Gaus, who chaired the special legislative committee that developed the ordinance, said a number of gubernatorial decrees would be necessary to implement the regulation, along with changes to school curricula and syllabuses. Guspardi added that the provincial bylaw acted only as a legal umbrella for cities and regencies in West Sumatra, and he believed every city and regency would implement the bylaw within the next two years.
The Mentawai Islands regency is excluded due to the majority of non-Muslims there, but if the people want it, there's no problem.
Seven out of nineteen cities and regencies in West Sumatra have already issued similar regulations. Some regencies also require students to perform prayers in school.
February 10th 2007.
Saldi Isra, a lawyer, says:
City and regency administrations can use the new local ordinance as a guideline but they don't have to follow it. If they ignore the regulation, it doesn't matter.
Local governments in the province began adopting sharia-inspired laws in 2001. The first was in Solok regency, when Gamawan Fauzi, who is now the province's governor, was regent. The regulation said students must demonstrate Koran-reading skills or show certificates proving they could read the Koran in order to enroll in higher education. Those who lacked the skills must promise to study the Koran either at school or at an outside institution.
Similar regulations were imposed in 2003 in Sawahlunto-Sijunjung, Pasaman and Limapuluh Kota regencies, as well as Padang city (only for primary school students). Pesisir Selatan regency adopted the measure the next year and Agam regency followed suit in 2005.
Almost all of the regulations specify that if a student still cannot read the Koran, or does not have a certificate, within six months or a year, the school has to send warning letters three times. If the student cannot meet the requirements, he or she can then be expelled.
Pasaman and Agam regencies have imposed their regulations on university students as well, while in Sawahlunto-Sijunjung regency, it applies to government employees. In Pasaman regency, a government employee in charge of recording marriages could lose his job if he allows a couple who fail the Koran skills requirement to get married.
Apart from possessing Koran reading skills, students and couples intending to get married in Pesisir Selatan regency must show they know how to pray.
Solok regency is now broadening its religious efforts. Last April, Solok Regent Gusmal requested that all civil servants, military personnel, police officers and employees of state-owned companies read the Koran for five minutes before working. The request, announced in mosques and other public places, also asked people to turn off their televisions between 18.00 and 19.30 and read the Koran at home or at a mosque instead.
The Inter-Community Study Center, a Padang non-governmental organization focusing on pluralism issues, recently conducted a study on the implications of sharia regulations in the province. The group found that at SMAN Gunung Talang senior high school in Solok regency, there were non-Muslim students who could read the Koran, since the skills were among the local content required by their schools.

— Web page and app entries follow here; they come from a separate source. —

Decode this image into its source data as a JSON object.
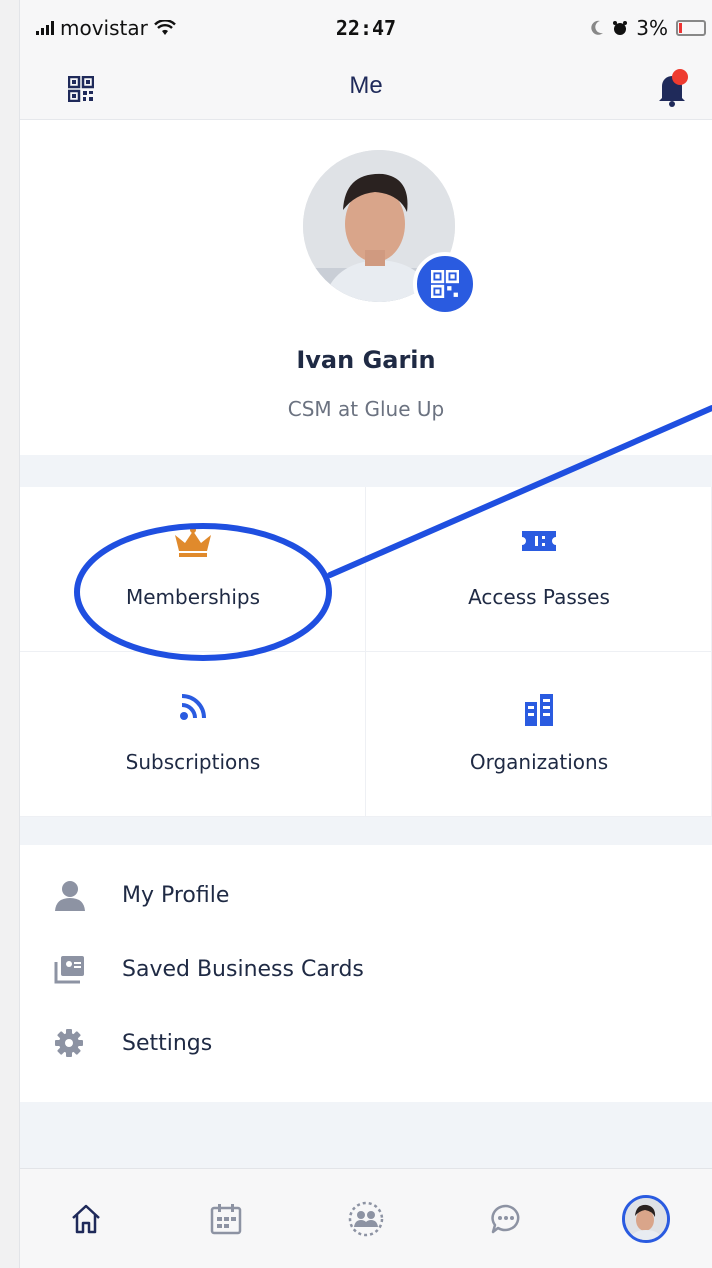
{
  "status_bar": {
    "carrier": "movistar",
    "time": "22:47",
    "battery": "3%"
  },
  "header": {
    "title": "Me",
    "qr_icon": "qr-code-icon",
    "bell_icon": "notification-bell-icon"
  },
  "profile": {
    "name": "Ivan Garin",
    "title": "CSM at Glue Up"
  },
  "grid": [
    {
      "label": "Memberships",
      "icon": "crown-icon"
    },
    {
      "label": "Access Passes",
      "icon": "ticket-icon"
    },
    {
      "label": "Subscriptions",
      "icon": "rss-icon"
    },
    {
      "label": "Organizations",
      "icon": "buildings-icon"
    }
  ],
  "menu": [
    {
      "label": "My Profile",
      "icon": "person-icon"
    },
    {
      "label": "Saved Business Cards",
      "icon": "business-card-icon"
    },
    {
      "label": "Settings",
      "icon": "gear-icon"
    }
  ],
  "tabs": [
    {
      "icon": "home-icon"
    },
    {
      "icon": "calendar-icon"
    },
    {
      "icon": "community-icon"
    },
    {
      "icon": "chat-icon"
    },
    {
      "icon": "profile-avatar-icon"
    }
  ],
  "colors": {
    "accent": "#2a5be0",
    "crown": "#e08a2c",
    "text": "#1f2a44",
    "annotation": "#1f4fe0"
  }
}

Since they had no options that fit their religion, they just followed the Koran lesson.
said the group's director Sudarto.
In Pesisir Selatan regency, the group found students were required to join mass prayers at school. A teacher monitored the activity. If a female student skipped the prayer twice on the grounds that she was menstruating, she would be examined, Sudarto said.
What is really happening is, there's different understandings over the regulation. Its implementation has gone beyond the rational, making it seem like this government has no other work to do and tends to be unfair.